The Winter Solstice is on December 21 and marks the shortest day of the year, which was once a very important day to many cultures across the world. In fact, there are thousands of structures, including the impressive Stonehenge, built by our early ancestors to predict the equinoxes and solstices. So why did they make all this effort? Michael Friedlander, a professor emeritus of physics, and John Kelly, a senior lecturer in archaeology, both at Washington University in St. Louis, introduce us to the field of archaeoastronomy, which they use to examine one of the greatest pre-Columbian civilizations in the United States: Cahokia.
Hayrettin Yücesoy, professor of Islamic and Arabic studies, takes us back to the political and theological debates of 9th-century Baghdad. Scholars later claimed that in the medieval Islamic world, religion and politics fit neatly together. However, as Yücesoy explains, the historical reality was much more complicated. Religious scholars, political leaders, and even elite anarchists all had competing ideas about the relationship between Muslim faith and politics.

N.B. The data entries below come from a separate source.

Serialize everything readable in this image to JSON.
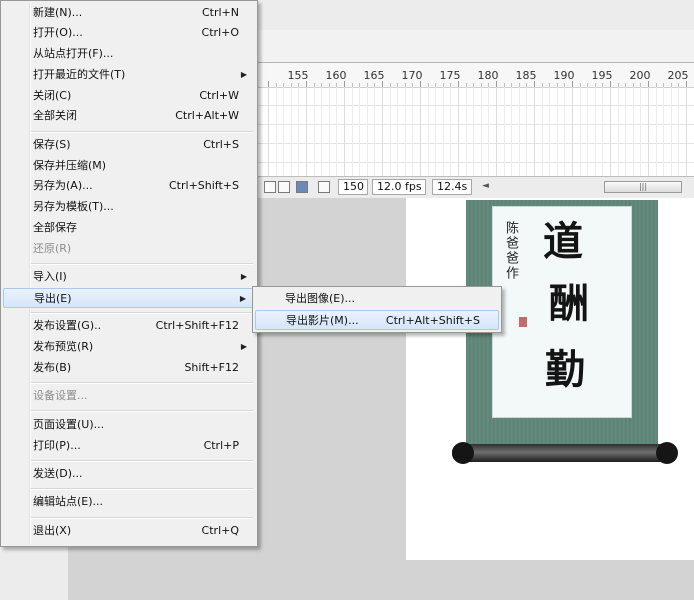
{
  "timeline": {
    "frame_numbers": [
      "155",
      "160",
      "165",
      "170",
      "175",
      "180",
      "185",
      "190",
      "195",
      "200",
      "205"
    ],
    "current_frame": "150",
    "frame_rate": "12.0 fps",
    "elapsed_time": "12.4s",
    "scroll_arrow": "◄",
    "scroll_grip": "|||"
  },
  "menu": {
    "items": [
      {
        "label": "新建(N)...",
        "shortcut": "Ctrl+N"
      },
      {
        "label": "打开(O)...",
        "shortcut": "Ctrl+O"
      },
      {
        "label": "从站点打开(F)...",
        "shortcut": ""
      },
      {
        "label": "打开最近的文件(T)",
        "shortcut": "",
        "submenu": true
      },
      {
        "label": "关闭(C)",
        "shortcut": "Ctrl+W"
      },
      {
        "label": "全部关闭",
        "shortcut": "Ctrl+Alt+W"
      },
      {
        "label": "保存(S)",
        "shortcut": "Ctrl+S"
      },
      {
        "label": "保存并压缩(M)",
        "shortcut": ""
      },
      {
        "label": "另存为(A)...",
        "shortcut": "Ctrl+Shift+S"
      },
      {
        "label": "另存为模板(T)...",
        "shortcut": ""
      },
      {
        "label": "全部保存",
        "shortcut": ""
      },
      {
        "label": "还原(R)",
        "shortcut": "",
        "disabled": true
      },
      {
        "label": "导入(I)",
        "shortcut": "",
        "submenu": true
      },
      {
        "label": "导出(E)",
        "shortcut": "",
        "submenu": true,
        "highlighted": true
      },
      {
        "label": "发布设置(G)..",
        "shortcut": "Ctrl+Shift+F12"
      },
      {
        "label": "发布预览(R)",
        "shortcut": "",
        "submenu": true
      },
      {
        "label": "发布(B)",
        "shortcut": "Shift+F12"
      },
      {
        "label": "设备设置...",
        "shortcut": "",
        "disabled": true
      },
      {
        "label": "页面设置(U)...",
        "shortcut": ""
      },
      {
        "label": "打印(P)...",
        "shortcut": "Ctrl+P"
      },
      {
        "label": "发送(D)...",
        "shortcut": ""
      },
      {
        "label": "编辑站点(E)...",
        "shortcut": ""
      },
      {
        "label": "退出(X)",
        "shortcut": "Ctrl+Q"
      }
    ],
    "submenu_arrow": "▶"
  },
  "export_submenu": {
    "items": [
      {
        "label": "导出图像(E)...",
        "shortcut": ""
      },
      {
        "label": "导出影片(M)...",
        "shortcut": "Ctrl+Alt+Shift+S",
        "highlighted": true
      }
    ]
  },
  "artwork": {
    "characters": [
      "道",
      "酬",
      "勤"
    ],
    "signature": "陈爸爸作",
    "colors": {
      "mount": "#5e8477",
      "paper": "#f3f9f9",
      "ink": "#141414"
    }
  }
}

Should fringe groups, even offensive groups like the Ku Klux Klan, be allowed to have a voice in American politics? Since the 1950s, social scientists have recognized that very religious people are more likely to answer "no" to this type of question. In other words, religion and political intolerance often go hand-in-hand. But why is this the case? Political scientist James Gibson discusses the intersections between faith and intolerance and explains why, though these ideas can often connect, having faith does not make a person less tolerant.
Following the recent grand jury decision to not to indict police officer Darren Wilson in the August shooting death of Michael Brown, protests and vandalism erupted in Ferguson and nearby St. Louis, Missouri. Rafia Zafar, professor of English, African and African-American Studies, and American Culture Studies, has written about protests in the civil rights movement and how, surprisingly, food and the sharing of meals played a symbolic role in that struggle. For activists such as Anne Moody, the simple act of ordering a grilled cheese sandwich was a dangerous act of protest. This Thanksgiving week, we reflect on this earlier era of protestors and the many roles of food in American culture.
Guided by a passionate belief that the arts are for everyone, music professor André de Quadros has conducted research in over 40 countries and, closer to his home base in Boston, for the past two years has been teaching classes in two Massachusetts prisons. De Quadros, who will conduct a special performance of the Washington University Choirs as part of the Distinguished Visiting Scholar Program, walks us through his experiences in prison education and shares his conviction that all humans are music-makers.